The binaural cues used to localize sound in the horizontal plane (i.e., azimuth) and the neural mechanisms by which these cues are encoded in the responses of neurons in the central auditory system are well known. What remains unclear is how the combined responses across neurons that are sensitive to ITD and ILD form a neural representation of azimuthal location that is robust to changes in natural auditory scenes. This proposal focuses on how the population response of neurons in the inferior colliculus (IC) encodes sound source azimuth with respect to two of these changes: 1) with changes in sound level, and 2) in the presence of a competing sound source.
The third aim i nvestigates changes in the population encoding of azimuth brought about by sensorineural hearing loss (SNHL).
These aims will be addressed by collecting azimuth tuning functions from single-unit recordings in the IC of awake rabbits. Population IC responses will be used to train and test a maximum-likelihood decoder of source azimuth as a means to both evaluate the azimuth encoding ability of population activity, and to test whether patterns of population activity specific to source azimuth are robust to changes in other sound parameters (e.g., sound level). Experiments in Aim 1 will use azimuth tuning functions collected at multiple sound levels to test whether performance of the decoder is invariant to sound level;or in other words, whether the location-specific patterns of activity across IC neurons (or a subpopulation of neurons) remain largely similar between sound levels. Experiments in Aim 2 will investigate the neural coding of sound location in a multisource environment with different sound source onsets. When the onset of one sound source precedes another, IC neurons may adapt to the early-onset source and """"""""unmask"""""""" azimuth information for the later arriving source. To test this hypothesis, azimuth tuning functions will be collected under target-alone and target-plus-interferer conditions (both simultaneous and onset difference). The decoder will be used to assess invariance of IC activity patterns when trained on target-alone data and tested on target-plus- interferer data. Finally, experiments in Aim 3 will test whether or not the azimuth encoding of IC neurons is degraded in rabbits with bilateral SNHL-the leading form of permanent hearing loss. SNHL will be induced in rabbits via high-level noise exposure. Following verification of permanent hearing loss two weeks after exposure, azimuth tuning functions will be measured in the IC. Decoder performance will be compared between noise-exposed rabbits and unexposed rabbits to evaluate whether there is a decrease in the ability of IC neurons to encode source azimuth following SNHL. Azimuth tuning will also be measured under conditions where only interaural time difference or interaural level difference varies with azimuth to assess any specific deficit i the neural representation of either binaural cue.
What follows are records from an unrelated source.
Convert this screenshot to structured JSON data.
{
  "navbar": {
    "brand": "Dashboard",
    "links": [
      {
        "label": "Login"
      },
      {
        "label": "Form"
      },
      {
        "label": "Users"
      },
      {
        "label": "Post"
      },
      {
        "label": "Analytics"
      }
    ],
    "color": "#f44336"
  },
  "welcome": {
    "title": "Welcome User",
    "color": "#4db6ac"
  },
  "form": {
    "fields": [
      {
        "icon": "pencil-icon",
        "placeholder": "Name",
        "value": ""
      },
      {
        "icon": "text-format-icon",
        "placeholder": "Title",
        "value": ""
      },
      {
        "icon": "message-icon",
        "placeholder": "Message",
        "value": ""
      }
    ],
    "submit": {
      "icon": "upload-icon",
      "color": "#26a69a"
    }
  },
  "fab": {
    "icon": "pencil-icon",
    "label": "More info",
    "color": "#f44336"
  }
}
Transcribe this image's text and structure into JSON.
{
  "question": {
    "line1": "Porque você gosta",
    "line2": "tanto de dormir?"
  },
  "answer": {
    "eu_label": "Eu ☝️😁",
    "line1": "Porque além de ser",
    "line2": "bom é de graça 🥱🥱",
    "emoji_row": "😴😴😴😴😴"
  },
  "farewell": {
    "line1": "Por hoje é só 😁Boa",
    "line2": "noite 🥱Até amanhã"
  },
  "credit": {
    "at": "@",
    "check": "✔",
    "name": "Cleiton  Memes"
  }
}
The experiments in the current proposal seek to understand how the brain represents the location of a sound source, particularly in everyday environments which contain multiple, overlapping sources of sound. The experiments also seek to isolate deficits in the neural processing of sound location of individuals with sensorineural hearing loss-a common form of hearing loss which is known to degrade sound localization ability.
|Day, Mitchell L; Delgutte, Bertrand (2016) Neural population encoding and decoding of sound source location across sound level in the rabbit inferior colliculus. J Neurophysiol 115:193-207|